A Better Way to Work: In-house vs. Outsourcing QA

QASource | March 14, 2018

A Better Way to Work: In-house vs. Outsourcing QAAsk just about any authority in the software testing space if you should outsource your QA testing, and you’ll get the same answer: “It depends.” It’s true - we’ve said essentially the same thing ourselves.

But the truth is, outsourced QA is almost always a better choice than investing in building out a team. Simply put, when all variables are considered, it’s just a better way to work.

So whether you’re a CTO at a budding startup, a Tech Ops manager coordinating the testing budget for the next fiscal year, or a developer who knows firsthand the importance of solid testing, we’ve got some sound reasoning in favor of outsourcing QA.

Let’s take a look at why it’s most likely the right approach for your organization.

Expertise at your fingertips

Finding the right test engineer with the right skill set is difficult, especially if you’re in a competitive area with a high cost of living (like Silicon Valley). The hunt for a good set of candidates can take months, and who’s doing your testing in the meantime? Hopefully not your developers!

Outsourcing QA to regions like India gets you a qualified team of testing experts, fast. Indian engineers approach QA as a career path, and they’re continuously trained and certified in the latest strategies and tools. They’re dedicated - both to the craft of QA testing and to the perfection of your product.

Lower cost

When you’re in startup mode, you’re scrappy. Money matters, and so does saving it. Investing in full-time employees or an in-house team is a huge decision, and it requires you to commit a lot of time and money attracting them to your company and retaining them once they’re hired. And, even after all that’s done, there’s no guarantee that they’ll be productive when you need them most: at release time.

Hiring outsource engineers as you need them helps you cut costs and divert resources to other areas. Plus, you don’t have to spend time, money ramping up your hiring process, and you’re not obligated to pay the expensive salary of a full-time employee.

The day might come when you’re turning a profit and all of this is easier to manage. But when you’re just starting out, you want to cut costs where you can, and outsourcing QA allows you to do just that.

Easy scalability

When you’re trying to innovate fast and rush your product releases to market, you may not be concerned with longer-term goals like building out an entire team. Having an elastic, scalable team that can easily ramp up for a release and ramp down during quieter, more stable times is a huge benefit. (click to tweet)

This scalability also comes in handy when you start to grow rapidly.
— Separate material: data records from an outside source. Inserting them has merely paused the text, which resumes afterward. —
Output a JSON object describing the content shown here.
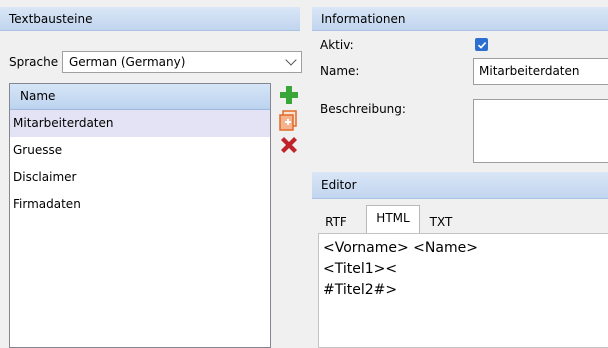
{
  "left_panel": {
    "title": "Textbausteine",
    "language_label": "Sprache",
    "language_value": "German (Germany)",
    "list_header": "Name",
    "items": [
      "Mitarbeiterdaten",
      "Gruesse",
      "Disclaimer",
      "Firmadaten"
    ],
    "selected_index": 0
  },
  "toolbar": {
    "add_icon": "plus-icon",
    "copy_icon": "copy-icon",
    "delete_icon": "delete-x-icon",
    "colors": {
      "add": "#3aa63a",
      "copy": "#e06a2b",
      "delete": "#c0242b"
    }
  },
  "info_panel": {
    "title": "Informationen",
    "active_label": "Aktiv:",
    "active_checked": true,
    "name_label": "Name:",
    "name_value": "Mitarbeiterdaten",
    "description_label": "Beschreibung:",
    "description_value": ""
  },
  "editor_panel": {
    "title": "Editor",
    "tabs": [
      "RTF",
      "HTML",
      "TXT"
    ],
    "active_tab": "HTML",
    "lines": [
      "<Vorname> <Name>",
      "<Titel1><",
      "#Titel2#>"
    ]
  },
  "colors": {
    "accent": "#2c6fd1",
    "header_bg": "#c8d9f0",
    "selection": "#e3e3f5"
  }
}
Effectively managing your QA to Dev ratio is one of the best ways to ensure your product remains rock solid as your developers churn out newer, more innovative features.

Control and smooth communication

Engineering departments are always "on." Team members communicate in the early morning, late evenings, and at all hours in between. This constant communication is a driving force behind the innovation and quick progress that these companies make, but it’s also one of the reasons why so many company leaders are skeptical of outsourcing their QA testing. They ask, “How can they possibly stay in the loop when things move so fast around here?”

The answer is simple; not all QA providers can. The best way to address this concern is to carefully vet your potential partner. Ensure that they hold daily standup meetings, embrace video conferencing technology, utilize the latest live chat programs, and can accommodate your desired working schedule.

When you contract with the right partner, these concerns will evaporate. The quality they’ll deliver, along with the seamless communication, will make your offshore engineers feel like a true extension of your onsite team.

Learn about best practices for outsourcing software QA from VPs and directors in the free report below!


This publication is for informational purposes only, and nothing contained in it should be considered legal advice. We expressly disclaim any warranty or responsibility for damages arising out of this information and encourage you to consult with legal counsel regarding your specific needs. We do not undertake any duty to update previously posted materials.